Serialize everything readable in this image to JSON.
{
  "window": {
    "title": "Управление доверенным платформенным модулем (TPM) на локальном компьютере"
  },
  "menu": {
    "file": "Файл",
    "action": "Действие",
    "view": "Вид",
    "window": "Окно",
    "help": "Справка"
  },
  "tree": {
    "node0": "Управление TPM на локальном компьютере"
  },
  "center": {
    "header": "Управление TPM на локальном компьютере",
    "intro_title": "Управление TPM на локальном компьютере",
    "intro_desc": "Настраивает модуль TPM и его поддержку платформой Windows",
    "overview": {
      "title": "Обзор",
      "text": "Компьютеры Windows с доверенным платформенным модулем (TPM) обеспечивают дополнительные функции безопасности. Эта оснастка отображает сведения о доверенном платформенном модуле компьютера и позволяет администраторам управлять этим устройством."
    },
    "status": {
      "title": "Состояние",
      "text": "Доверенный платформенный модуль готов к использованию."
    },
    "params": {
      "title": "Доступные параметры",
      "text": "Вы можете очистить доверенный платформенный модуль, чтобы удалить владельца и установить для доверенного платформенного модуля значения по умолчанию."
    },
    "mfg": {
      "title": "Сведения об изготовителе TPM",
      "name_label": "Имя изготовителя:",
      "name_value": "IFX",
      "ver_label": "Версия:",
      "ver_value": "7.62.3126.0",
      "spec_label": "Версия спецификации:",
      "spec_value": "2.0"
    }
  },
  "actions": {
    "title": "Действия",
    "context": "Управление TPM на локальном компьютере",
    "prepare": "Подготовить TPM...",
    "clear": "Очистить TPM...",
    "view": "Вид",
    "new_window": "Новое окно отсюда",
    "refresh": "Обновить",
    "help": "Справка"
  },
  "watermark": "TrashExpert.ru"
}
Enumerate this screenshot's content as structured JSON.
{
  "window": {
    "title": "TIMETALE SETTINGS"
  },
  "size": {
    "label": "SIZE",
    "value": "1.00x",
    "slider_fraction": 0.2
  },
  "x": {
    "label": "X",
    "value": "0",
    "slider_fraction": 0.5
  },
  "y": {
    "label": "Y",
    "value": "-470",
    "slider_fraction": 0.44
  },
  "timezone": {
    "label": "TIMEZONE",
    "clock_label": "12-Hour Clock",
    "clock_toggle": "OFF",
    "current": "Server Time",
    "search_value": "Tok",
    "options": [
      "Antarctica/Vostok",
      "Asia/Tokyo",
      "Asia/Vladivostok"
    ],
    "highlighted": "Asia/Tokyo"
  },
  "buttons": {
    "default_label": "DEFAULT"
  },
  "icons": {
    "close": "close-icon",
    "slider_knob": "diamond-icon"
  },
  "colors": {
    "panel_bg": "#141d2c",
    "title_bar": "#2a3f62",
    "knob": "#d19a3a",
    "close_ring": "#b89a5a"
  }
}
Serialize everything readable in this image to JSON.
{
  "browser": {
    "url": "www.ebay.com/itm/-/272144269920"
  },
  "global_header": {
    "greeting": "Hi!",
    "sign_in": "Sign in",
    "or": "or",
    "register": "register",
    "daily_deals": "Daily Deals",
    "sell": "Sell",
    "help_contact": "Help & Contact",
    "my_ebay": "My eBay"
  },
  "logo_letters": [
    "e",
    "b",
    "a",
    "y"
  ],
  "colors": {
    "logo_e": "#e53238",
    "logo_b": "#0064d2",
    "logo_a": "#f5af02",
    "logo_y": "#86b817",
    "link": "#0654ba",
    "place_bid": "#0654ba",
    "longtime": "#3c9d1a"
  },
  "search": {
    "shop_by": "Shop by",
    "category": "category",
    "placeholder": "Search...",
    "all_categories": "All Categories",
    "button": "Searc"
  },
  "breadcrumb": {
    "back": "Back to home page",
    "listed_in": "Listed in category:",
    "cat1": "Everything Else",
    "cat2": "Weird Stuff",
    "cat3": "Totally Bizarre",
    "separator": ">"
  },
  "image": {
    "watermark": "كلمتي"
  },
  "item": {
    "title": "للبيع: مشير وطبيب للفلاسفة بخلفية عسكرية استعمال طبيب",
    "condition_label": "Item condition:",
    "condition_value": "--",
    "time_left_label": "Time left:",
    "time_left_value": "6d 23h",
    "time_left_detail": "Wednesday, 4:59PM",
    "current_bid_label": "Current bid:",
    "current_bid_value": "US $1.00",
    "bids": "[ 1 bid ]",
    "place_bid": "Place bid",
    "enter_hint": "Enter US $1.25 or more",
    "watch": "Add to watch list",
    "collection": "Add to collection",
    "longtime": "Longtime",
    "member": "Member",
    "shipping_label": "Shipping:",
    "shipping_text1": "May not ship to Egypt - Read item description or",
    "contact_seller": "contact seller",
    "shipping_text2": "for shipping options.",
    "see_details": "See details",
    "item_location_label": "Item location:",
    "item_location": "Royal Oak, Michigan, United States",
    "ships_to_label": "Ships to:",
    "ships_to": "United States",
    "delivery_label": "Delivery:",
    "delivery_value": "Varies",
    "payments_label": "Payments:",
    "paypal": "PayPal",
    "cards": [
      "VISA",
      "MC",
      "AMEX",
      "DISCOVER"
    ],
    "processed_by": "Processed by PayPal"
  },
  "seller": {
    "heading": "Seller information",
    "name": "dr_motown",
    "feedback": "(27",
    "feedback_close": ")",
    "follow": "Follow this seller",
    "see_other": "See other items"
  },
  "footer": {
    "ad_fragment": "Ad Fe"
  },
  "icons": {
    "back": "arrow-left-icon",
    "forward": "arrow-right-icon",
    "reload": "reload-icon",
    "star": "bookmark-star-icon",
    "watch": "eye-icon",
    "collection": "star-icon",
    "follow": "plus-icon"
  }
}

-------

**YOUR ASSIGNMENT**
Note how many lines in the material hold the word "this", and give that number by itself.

**WRITTEN RESPONSE**
4